**The problem**
Below are the entries; count the lines in them that contain the word "Variables" and give only the number.

**Data for review**
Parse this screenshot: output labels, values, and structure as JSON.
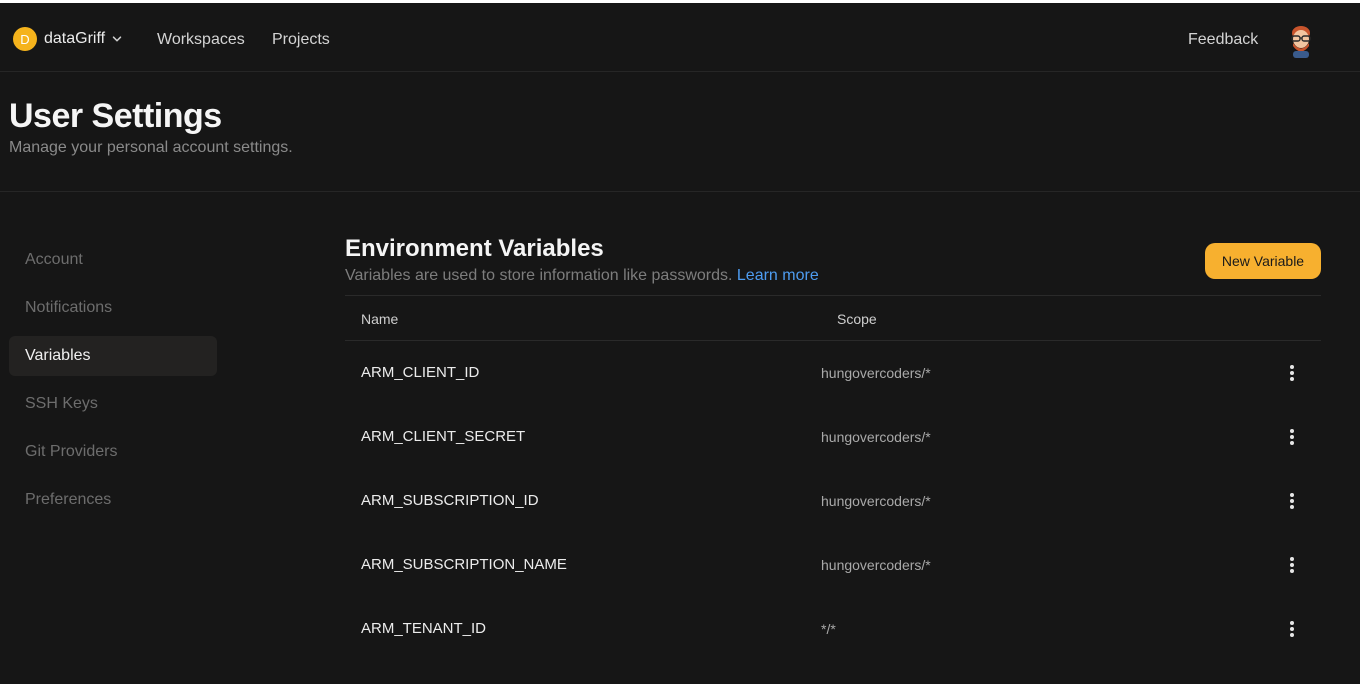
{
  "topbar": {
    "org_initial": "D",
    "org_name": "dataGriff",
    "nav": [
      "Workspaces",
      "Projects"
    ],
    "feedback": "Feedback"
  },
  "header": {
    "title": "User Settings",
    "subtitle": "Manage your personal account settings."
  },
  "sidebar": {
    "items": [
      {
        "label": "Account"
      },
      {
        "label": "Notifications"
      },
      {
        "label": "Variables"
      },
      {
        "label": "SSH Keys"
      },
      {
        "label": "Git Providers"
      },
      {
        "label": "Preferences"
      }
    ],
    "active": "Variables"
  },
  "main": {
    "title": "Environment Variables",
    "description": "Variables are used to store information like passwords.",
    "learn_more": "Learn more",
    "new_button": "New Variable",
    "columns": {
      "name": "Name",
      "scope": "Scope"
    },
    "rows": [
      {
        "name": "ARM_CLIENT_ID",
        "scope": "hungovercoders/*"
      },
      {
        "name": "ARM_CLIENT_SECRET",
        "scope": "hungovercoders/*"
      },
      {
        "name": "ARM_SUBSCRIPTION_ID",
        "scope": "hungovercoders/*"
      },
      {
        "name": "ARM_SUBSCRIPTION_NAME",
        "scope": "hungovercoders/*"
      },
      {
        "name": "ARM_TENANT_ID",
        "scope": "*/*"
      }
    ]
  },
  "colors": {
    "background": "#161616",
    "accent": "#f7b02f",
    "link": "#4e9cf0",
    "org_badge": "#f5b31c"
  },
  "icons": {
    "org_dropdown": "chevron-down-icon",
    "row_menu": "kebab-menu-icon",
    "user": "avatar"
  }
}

**Solution to the exercise**
4